=== Input ===
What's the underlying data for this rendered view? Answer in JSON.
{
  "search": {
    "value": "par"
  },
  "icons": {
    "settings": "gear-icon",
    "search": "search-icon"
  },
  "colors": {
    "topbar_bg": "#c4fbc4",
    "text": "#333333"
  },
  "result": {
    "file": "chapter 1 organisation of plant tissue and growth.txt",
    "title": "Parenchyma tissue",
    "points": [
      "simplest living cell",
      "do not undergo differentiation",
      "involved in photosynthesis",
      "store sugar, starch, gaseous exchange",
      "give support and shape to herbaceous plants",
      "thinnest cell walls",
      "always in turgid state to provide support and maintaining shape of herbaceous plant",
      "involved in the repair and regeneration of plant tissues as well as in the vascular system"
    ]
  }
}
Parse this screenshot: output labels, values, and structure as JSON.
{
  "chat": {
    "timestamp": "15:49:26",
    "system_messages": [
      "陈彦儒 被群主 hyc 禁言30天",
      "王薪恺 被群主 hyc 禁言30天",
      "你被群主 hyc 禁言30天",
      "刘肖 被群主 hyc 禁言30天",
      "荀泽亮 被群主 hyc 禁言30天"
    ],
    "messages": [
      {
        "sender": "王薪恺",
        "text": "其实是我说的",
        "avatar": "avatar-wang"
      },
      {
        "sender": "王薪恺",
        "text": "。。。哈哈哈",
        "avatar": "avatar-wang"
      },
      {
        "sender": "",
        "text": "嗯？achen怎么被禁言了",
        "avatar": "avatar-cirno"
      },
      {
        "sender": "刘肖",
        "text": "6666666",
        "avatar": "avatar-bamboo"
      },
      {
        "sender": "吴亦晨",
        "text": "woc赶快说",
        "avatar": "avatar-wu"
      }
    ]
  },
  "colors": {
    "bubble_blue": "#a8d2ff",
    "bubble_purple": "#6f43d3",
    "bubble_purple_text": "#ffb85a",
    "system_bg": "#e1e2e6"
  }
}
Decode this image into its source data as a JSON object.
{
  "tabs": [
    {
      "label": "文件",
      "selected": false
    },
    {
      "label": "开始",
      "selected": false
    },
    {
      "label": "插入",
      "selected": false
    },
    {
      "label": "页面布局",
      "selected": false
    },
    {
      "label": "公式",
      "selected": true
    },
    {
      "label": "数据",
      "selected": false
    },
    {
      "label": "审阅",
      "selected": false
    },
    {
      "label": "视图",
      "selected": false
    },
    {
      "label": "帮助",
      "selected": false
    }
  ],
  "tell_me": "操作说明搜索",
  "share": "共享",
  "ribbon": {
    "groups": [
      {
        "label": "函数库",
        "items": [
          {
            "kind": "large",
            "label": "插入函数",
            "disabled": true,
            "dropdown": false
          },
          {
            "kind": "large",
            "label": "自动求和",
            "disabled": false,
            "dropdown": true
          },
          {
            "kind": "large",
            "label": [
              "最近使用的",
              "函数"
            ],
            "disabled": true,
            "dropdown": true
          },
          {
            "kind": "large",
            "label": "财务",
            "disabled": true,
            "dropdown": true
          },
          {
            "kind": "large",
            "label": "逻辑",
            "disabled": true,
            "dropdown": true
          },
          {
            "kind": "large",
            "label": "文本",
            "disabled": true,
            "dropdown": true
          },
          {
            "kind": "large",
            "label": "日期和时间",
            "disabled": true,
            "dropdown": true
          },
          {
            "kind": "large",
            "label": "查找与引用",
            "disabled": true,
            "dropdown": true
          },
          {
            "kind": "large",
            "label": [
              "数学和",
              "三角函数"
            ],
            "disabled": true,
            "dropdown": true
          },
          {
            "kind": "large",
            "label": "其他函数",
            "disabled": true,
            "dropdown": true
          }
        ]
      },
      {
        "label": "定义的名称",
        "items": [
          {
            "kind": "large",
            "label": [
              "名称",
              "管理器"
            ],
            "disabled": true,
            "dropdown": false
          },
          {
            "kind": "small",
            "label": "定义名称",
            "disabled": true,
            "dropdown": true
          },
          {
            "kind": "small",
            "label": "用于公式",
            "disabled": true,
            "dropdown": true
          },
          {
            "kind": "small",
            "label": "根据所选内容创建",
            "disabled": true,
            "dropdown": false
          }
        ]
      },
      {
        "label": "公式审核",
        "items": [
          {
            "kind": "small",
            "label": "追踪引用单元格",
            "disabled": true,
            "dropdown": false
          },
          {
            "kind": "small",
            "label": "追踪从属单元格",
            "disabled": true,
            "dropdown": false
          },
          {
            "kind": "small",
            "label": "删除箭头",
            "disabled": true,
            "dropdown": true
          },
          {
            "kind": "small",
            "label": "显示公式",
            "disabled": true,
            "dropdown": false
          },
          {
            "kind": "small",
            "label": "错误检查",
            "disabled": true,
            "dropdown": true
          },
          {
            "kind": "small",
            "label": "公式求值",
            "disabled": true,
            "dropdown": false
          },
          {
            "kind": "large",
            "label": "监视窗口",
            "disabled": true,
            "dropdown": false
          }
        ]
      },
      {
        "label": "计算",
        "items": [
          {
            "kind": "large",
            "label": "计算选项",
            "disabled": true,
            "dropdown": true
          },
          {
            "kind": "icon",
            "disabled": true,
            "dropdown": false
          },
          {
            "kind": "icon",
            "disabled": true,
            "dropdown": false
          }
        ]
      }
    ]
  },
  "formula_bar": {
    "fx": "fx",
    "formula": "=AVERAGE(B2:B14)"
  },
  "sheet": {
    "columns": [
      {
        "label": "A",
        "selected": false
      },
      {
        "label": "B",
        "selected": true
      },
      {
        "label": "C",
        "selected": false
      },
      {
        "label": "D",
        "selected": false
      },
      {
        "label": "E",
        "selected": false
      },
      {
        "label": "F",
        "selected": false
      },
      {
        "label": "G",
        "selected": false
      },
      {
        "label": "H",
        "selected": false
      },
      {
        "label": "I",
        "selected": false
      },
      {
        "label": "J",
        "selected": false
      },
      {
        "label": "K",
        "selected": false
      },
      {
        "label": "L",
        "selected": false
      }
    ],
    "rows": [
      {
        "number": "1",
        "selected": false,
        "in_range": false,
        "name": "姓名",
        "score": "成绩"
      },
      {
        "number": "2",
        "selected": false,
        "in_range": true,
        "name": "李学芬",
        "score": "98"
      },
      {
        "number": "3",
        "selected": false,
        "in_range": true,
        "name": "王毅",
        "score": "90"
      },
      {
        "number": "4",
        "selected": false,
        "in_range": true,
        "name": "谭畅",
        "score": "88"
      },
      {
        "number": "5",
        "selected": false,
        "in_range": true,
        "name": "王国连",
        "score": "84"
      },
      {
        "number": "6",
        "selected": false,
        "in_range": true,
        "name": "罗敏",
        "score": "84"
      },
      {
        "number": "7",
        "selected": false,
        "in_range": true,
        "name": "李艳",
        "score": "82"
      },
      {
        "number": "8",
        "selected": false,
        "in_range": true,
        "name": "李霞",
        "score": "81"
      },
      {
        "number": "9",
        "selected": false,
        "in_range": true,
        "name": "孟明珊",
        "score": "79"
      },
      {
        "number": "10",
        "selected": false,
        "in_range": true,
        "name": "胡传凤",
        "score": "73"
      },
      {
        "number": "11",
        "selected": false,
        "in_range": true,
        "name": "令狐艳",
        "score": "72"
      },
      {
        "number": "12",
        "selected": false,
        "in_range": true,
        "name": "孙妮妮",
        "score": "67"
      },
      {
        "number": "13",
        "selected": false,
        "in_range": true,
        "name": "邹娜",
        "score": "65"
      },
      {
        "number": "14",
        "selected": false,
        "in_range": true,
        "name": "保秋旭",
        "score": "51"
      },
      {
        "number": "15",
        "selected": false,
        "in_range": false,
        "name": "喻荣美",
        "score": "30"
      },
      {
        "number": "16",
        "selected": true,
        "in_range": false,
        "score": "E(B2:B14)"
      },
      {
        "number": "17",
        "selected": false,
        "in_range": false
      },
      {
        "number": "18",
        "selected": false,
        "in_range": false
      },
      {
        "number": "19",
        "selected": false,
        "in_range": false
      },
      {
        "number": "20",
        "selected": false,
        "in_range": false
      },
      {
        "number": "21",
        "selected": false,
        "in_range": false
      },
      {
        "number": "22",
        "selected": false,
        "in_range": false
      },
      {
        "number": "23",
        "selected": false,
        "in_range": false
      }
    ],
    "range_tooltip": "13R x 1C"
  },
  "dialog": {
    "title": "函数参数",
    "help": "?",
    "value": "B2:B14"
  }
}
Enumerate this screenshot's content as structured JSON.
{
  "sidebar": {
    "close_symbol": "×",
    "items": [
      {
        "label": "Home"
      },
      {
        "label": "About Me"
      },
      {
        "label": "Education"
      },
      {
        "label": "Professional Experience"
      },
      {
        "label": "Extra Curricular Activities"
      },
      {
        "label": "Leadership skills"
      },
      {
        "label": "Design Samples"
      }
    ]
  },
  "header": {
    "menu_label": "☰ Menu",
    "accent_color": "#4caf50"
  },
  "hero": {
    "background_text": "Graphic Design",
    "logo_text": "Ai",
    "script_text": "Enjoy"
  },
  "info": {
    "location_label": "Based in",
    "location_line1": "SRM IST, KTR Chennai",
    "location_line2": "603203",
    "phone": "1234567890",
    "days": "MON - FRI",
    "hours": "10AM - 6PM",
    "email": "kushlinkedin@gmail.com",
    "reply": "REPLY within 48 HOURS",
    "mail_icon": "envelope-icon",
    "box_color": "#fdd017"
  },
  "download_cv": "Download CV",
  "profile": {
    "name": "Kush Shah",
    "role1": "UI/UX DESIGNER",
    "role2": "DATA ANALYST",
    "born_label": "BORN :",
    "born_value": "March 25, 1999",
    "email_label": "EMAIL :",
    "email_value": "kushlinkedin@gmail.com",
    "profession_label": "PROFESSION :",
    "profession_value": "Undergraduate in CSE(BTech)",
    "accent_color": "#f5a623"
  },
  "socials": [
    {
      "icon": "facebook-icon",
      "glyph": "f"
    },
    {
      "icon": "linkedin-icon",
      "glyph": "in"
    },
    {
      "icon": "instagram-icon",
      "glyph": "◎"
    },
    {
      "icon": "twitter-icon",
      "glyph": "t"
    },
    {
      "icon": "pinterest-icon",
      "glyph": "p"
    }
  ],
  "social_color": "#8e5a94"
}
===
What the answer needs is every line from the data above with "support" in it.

◆ **Task answer**
      "give support and shape to herbaceous plants",
      "always in turgid state to provide support and maintaining shape of herbaceous plant",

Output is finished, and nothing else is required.